A: You have my sympathy. My youngest went through a seemingly endless series of procedures, including some pretty heavy duty blood draws. Fortunately, she’s like me in that she seems to enjoy watching needles go into her arm. Still, like your son (and most other normal human beings), she’s not wild about the pain.
It’s good that you’re thinking about this now. Pain during medical procedures can traumatize kids and may have long-lasting negative effects (just think of how many people are scared of going to the dentist). Before you schedule the lab work, talk to your pediatrician. There are topical anesthetics than can minimize the pain of the needle sticks. And your doctor may be able to order a mild sedative for your son, as long as it won’t interfere with the blood tests.
I also suggest that you talk to the lab tech about bedside manner before the blood draining starts. With my daughter, the phlebotomist laid out 19 vials on the table. I have to admit I was a little freaked out, thinking she’d have no blood left at all. My daughter seemed to take the whole thing in stride, but it would have been somewhat less shocking to take the vials out one at a time.
One of the best ways to help your child is to distract him—something a number of studies have found is very successful at reducing pain and anxiety during medical procedures. You could read him a story, sing a song together, recite a poem, watch a video, let him play a game on your smart phone (as long as he can do it with one hand), or even do breathing exercises. As I’m sure you know, the patterned breathing used in many childbirth prep methods doesn’t actually reduce pain; it just makes it a little easier to get through.
One of the simplest distractions of all is to simply bring your MP3 player and a few of your son’s favorite tunes. A new Canadian study found that children who listened to music while having IV needles inserted into their arms in the Emergency Room were less stressed than those who didn’t listen to music.
Lisa Hartling, a researcher at the University of Alberta and the study’s lead author, found that besides reducing the children’s stress levels, there were also some positive “secondary outcomes,” including lowering the children’s heart rate, reducing the amount of pain they perceived, and making it easier for the provider to actually do the procedure.
Hartling also noted that playing music reduced parents’ anxiety, which leads me to perhaps the most important thing you can do: try to relax. Our kids take cues from us on how to behave, especially in unfamiliar or potentially frightening situations. If you look (and act) nervous, worried, or scared, your son will immediately assume that there is something to be nervous, worried, or scared about, and he’ll behave accordingly.
When I was diagnosed with prostate cancer in December 2011, I was told unequivocally that I needed surgery or radiation. I spoke with four experienced prostate surgeons, and they all said that because of my high PSA level and multiple biopsy cores positive for cancer, radical treatment that either removed the entire prostate gland or [...]

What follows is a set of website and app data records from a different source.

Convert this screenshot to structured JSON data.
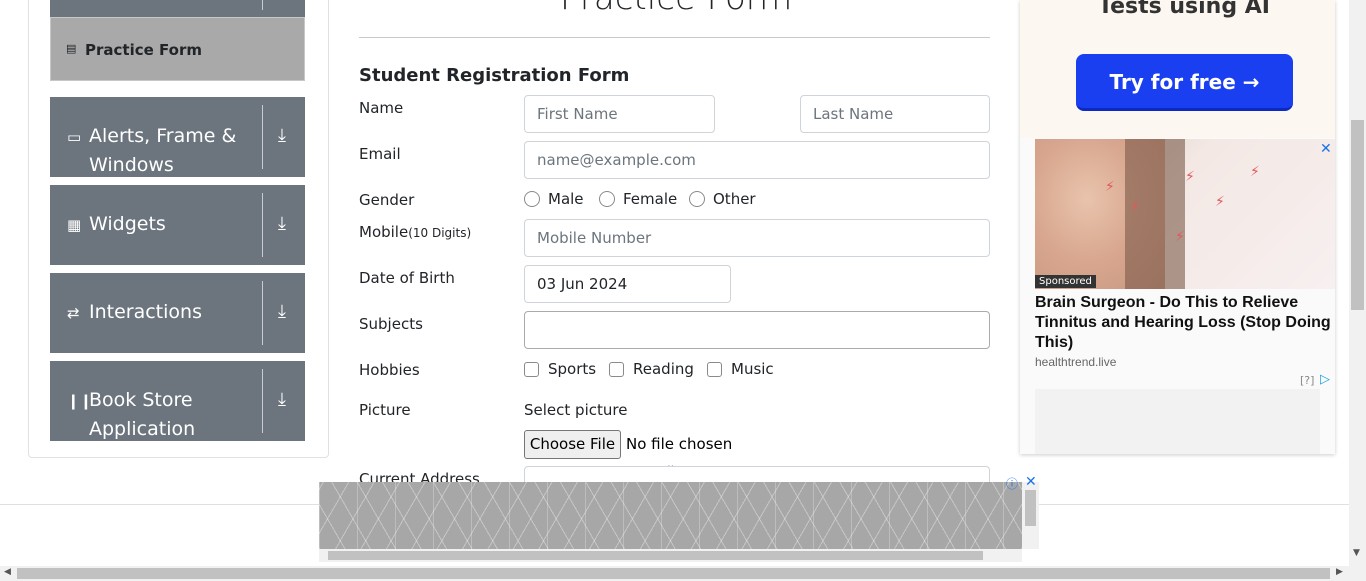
{
  "sidebar": {
    "active_item": {
      "label": "Practice Form",
      "icon": "form-icon"
    },
    "groups": [
      {
        "label": "Alerts, Frame & Windows",
        "icon": "window-icon"
      },
      {
        "label": "Widgets",
        "icon": "widgets-icon"
      },
      {
        "label": "Interactions",
        "icon": "interactions-icon"
      },
      {
        "label": "Book Store Application",
        "icon": "books-icon"
      }
    ]
  },
  "form": {
    "title": "Practice Form",
    "heading": "Student Registration Form",
    "name_label": "Name",
    "first_name_placeholder": "First Name",
    "last_name_placeholder": "Last Name",
    "email_label": "Email",
    "email_placeholder": "name@example.com",
    "gender_label": "Gender",
    "gender_options": [
      "Male",
      "Female",
      "Other"
    ],
    "mobile_label": "Mobile",
    "mobile_hint": "(10 Digits)",
    "mobile_placeholder": "Mobile Number",
    "dob_label": "Date of Birth",
    "dob_value": "03 Jun 2024",
    "subjects_label": "Subjects",
    "hobbies_label": "Hobbies",
    "hobby_options": [
      "Sports",
      "Reading",
      "Music"
    ],
    "picture_label": "Picture",
    "select_picture_label": "Select picture",
    "choose_file_button": "Choose File",
    "no_file_text": "No file chosen",
    "current_address_label": "Current Address"
  },
  "right_ad": {
    "tagline": "Tests using AI",
    "cta": "Try for free →",
    "sponsored": "Sponsored",
    "headline": "Brain Surgeon - Do This to Relieve Tinnitus and Hearing Loss (Stop Doing This)",
    "domain": "healthtrend.live",
    "help": "[?]"
  }
}
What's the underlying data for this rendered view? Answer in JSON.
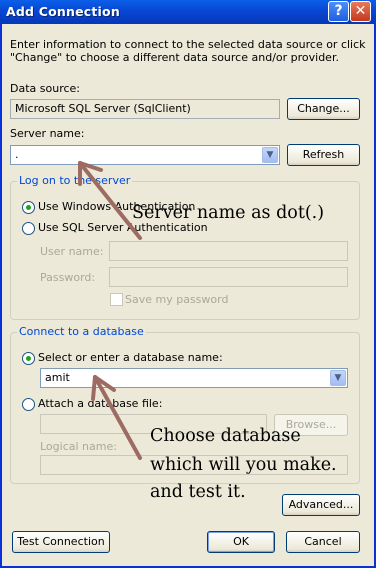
{
  "window": {
    "title": "Add Connection"
  },
  "intro_text": "Enter information to connect to the selected data source or click \"Change\" to choose a different data source and/or provider.",
  "data_source": {
    "label": "Data source:",
    "value": "Microsoft SQL Server (SqlClient)",
    "change_label": "Change..."
  },
  "server": {
    "label": "Server name:",
    "value": ".",
    "refresh_label": "Refresh"
  },
  "logon": {
    "legend": "Log on to the server",
    "windows_auth": "Use Windows Authentication",
    "sql_auth": "Use SQL Server Authentication",
    "username_label": "User name:",
    "password_label": "Password:",
    "save_password": "Save my password"
  },
  "database": {
    "legend": "Connect to a database",
    "select_option": "Select or enter a database name:",
    "db_value": "amit",
    "attach_option": "Attach a database file:",
    "browse_label": "Browse...",
    "logical_name_label": "Logical name:"
  },
  "buttons": {
    "advanced": "Advanced...",
    "test": "Test Connection",
    "ok": "OK",
    "cancel": "Cancel"
  },
  "annotations": {
    "server_note": "Server name as dot(.)",
    "db_note_1": "Choose database",
    "db_note_2": "which will you make.",
    "db_note_3": "and test it."
  },
  "colors": {
    "titlebar": "#0847d3",
    "group_legend": "#0046d5",
    "arrow": "#9d6b62",
    "dialog_bg": "#ece9d8"
  }
}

[amazon asin=1118228839&template=thumbleft&chan=default]Carl Pickhardt, author of Surviving Your Child’s Adolescence.
Topic: How to understand, and even enjoy, the rocky road to independence.

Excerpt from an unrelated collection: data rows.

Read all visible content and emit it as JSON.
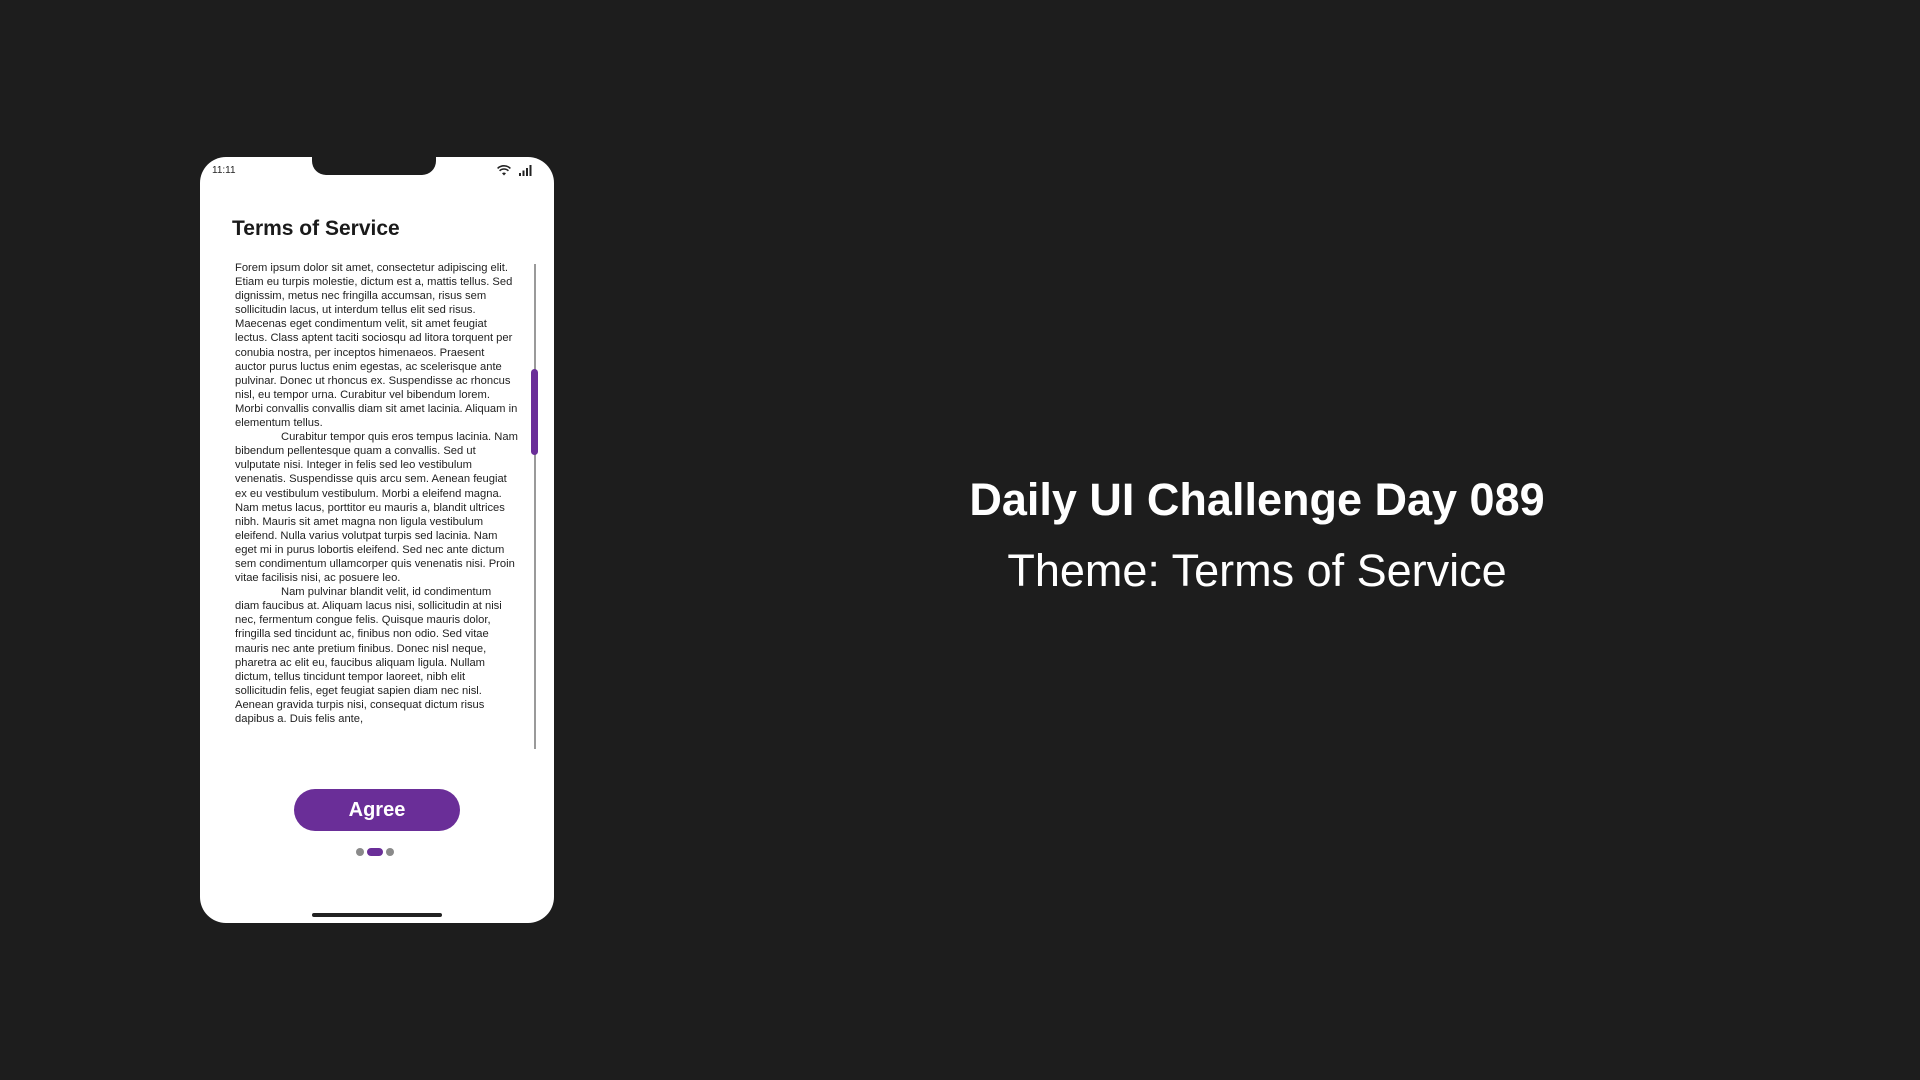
{
  "status": {
    "time": "11:11"
  },
  "screen": {
    "title": "Terms of Service",
    "paragraphs": [
      "Forem ipsum dolor sit amet, consectetur adipiscing elit. Etiam eu turpis molestie, dictum est a, mattis tellus. Sed dignissim, metus nec fringilla accumsan, risus sem sollicitudin lacus, ut interdum tellus elit sed risus. Maecenas eget condimentum velit, sit amet feugiat lectus. Class aptent taciti sociosqu ad litora torquent per conubia nostra, per inceptos himenaeos. Praesent auctor purus luctus enim egestas, ac scelerisque ante pulvinar. Donec ut rhoncus ex. Suspendisse ac rhoncus nisl, eu tempor urna. Curabitur vel bibendum lorem. Morbi convallis convallis diam sit amet lacinia. Aliquam in elementum tellus.",
      "Curabitur tempor quis eros tempus lacinia. Nam bibendum pellentesque quam a convallis. Sed ut vulputate nisi. Integer in felis sed leo vestibulum venenatis. Suspendisse quis arcu sem. Aenean feugiat ex eu vestibulum vestibulum. Morbi a eleifend magna. Nam metus lacus, porttitor eu mauris a, blandit ultrices nibh. Mauris sit amet magna non ligula vestibulum eleifend. Nulla varius volutpat turpis sed lacinia. Nam eget mi in purus lobortis eleifend. Sed nec ante dictum sem condimentum ullamcorper quis venenatis nisi. Proin vitae facilisis nisi, ac posuere leo.",
      "Nam pulvinar blandit velit, id condimentum diam faucibus at. Aliquam lacus nisi, sollicitudin at nisi nec, fermentum congue felis. Quisque mauris dolor, fringilla sed tincidunt ac, finibus non odio. Sed vitae mauris nec ante pretium finibus. Donec nisl neque, pharetra ac elit eu, faucibus aliquam ligula. Nullam dictum, tellus tincidunt tempor laoreet, nibh elit sollicitudin felis, eget feugiat sapien diam nec nisl. Aenean gravida turpis nisi, consequat dictum risus dapibus a. Duis felis ante,"
    ],
    "agree_label": "Agree",
    "pager": {
      "count": 3,
      "active_index": 1
    }
  },
  "headline": {
    "title": "Daily UI Challenge Day 089",
    "subtitle": "Theme: Terms of Service"
  },
  "colors": {
    "accent": "#6a2e98",
    "background": "#1d1d1d"
  },
  "icons": [
    "wifi-icon",
    "signal-icon"
  ]
}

Issues: Preparing for the inevitable; a road map to early, mid-, and late adolescence; discipline that does–and doesn’t–work; why constant arguing is better than silence.

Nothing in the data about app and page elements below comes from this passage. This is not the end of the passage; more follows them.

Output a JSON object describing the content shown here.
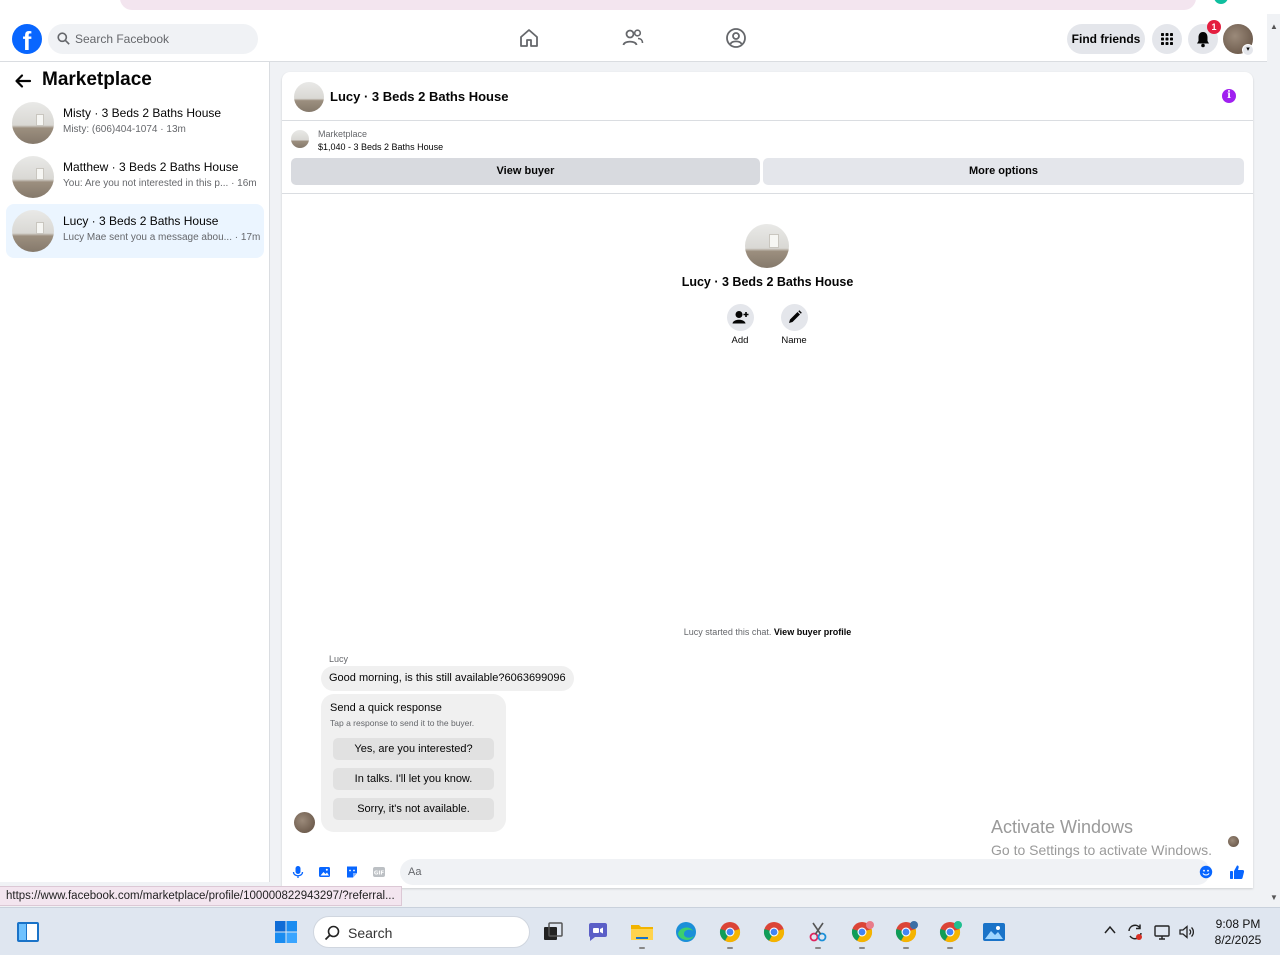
{
  "topbar": {
    "logo_letter": "f",
    "search_placeholder": "Search Facebook",
    "find_friends": "Find friends",
    "notification_count": "1"
  },
  "sidebar": {
    "title": "Marketplace",
    "items": [
      {
        "name": "Misty · 3 Beds 2 Baths House",
        "preview": "Misty: (606)404-1074 · 13m"
      },
      {
        "name": "Matthew · 3 Beds 2 Baths House",
        "preview": "You: Are you not interested in this p... · 16m"
      },
      {
        "name": "Lucy · 3 Beds 2 Baths House",
        "preview": "Lucy Mae sent you a message abou... · 17m"
      }
    ]
  },
  "chat": {
    "title": "Lucy · 3 Beds 2 Baths House",
    "marketplace_label": "Marketplace",
    "item_line": "$1,040 - 3 Beds 2 Baths House",
    "view_buyer": "View buyer",
    "more_options": "More options",
    "center_name": "Lucy · 3 Beds 2 Baths House",
    "add_label": "Add",
    "name_label": "Name",
    "started_text": "Lucy started this chat. ",
    "view_buyer_profile": "View buyer profile",
    "sender": "Lucy",
    "message": "Good morning, is this still available?6063699096",
    "quick_title": "Send a quick response",
    "quick_sub": "Tap a response to send it to the buyer.",
    "quick_responses": [
      "Yes, are you interested?",
      "In talks. I'll let you know.",
      "Sorry, it's not available."
    ],
    "composer_placeholder": "Aa"
  },
  "watermark": {
    "line1": "Activate Windows",
    "line2": "Go to Settings to activate Windows."
  },
  "status_url": "https://www.facebook.com/marketplace/profile/100000822943297/?referral...",
  "taskbar": {
    "search_label": "Search",
    "time": "9:08 PM",
    "date": "8/2/2025"
  },
  "colors": {
    "fb_blue": "#0866ff",
    "info_purple": "#a020f0",
    "active_item_bg": "#ebf5ff",
    "badge_red": "#e41e3f"
  }
}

“Why Me? I take great care of myself.” I often hear this common question from men with low or no sperm counts who are unable to conceive. In fact, they usually are taking great care of themselves. The fact is, many cases of male infertility are actually genetic and have more to do with the cards that they were dealt. “But my brothers, sisters and [...]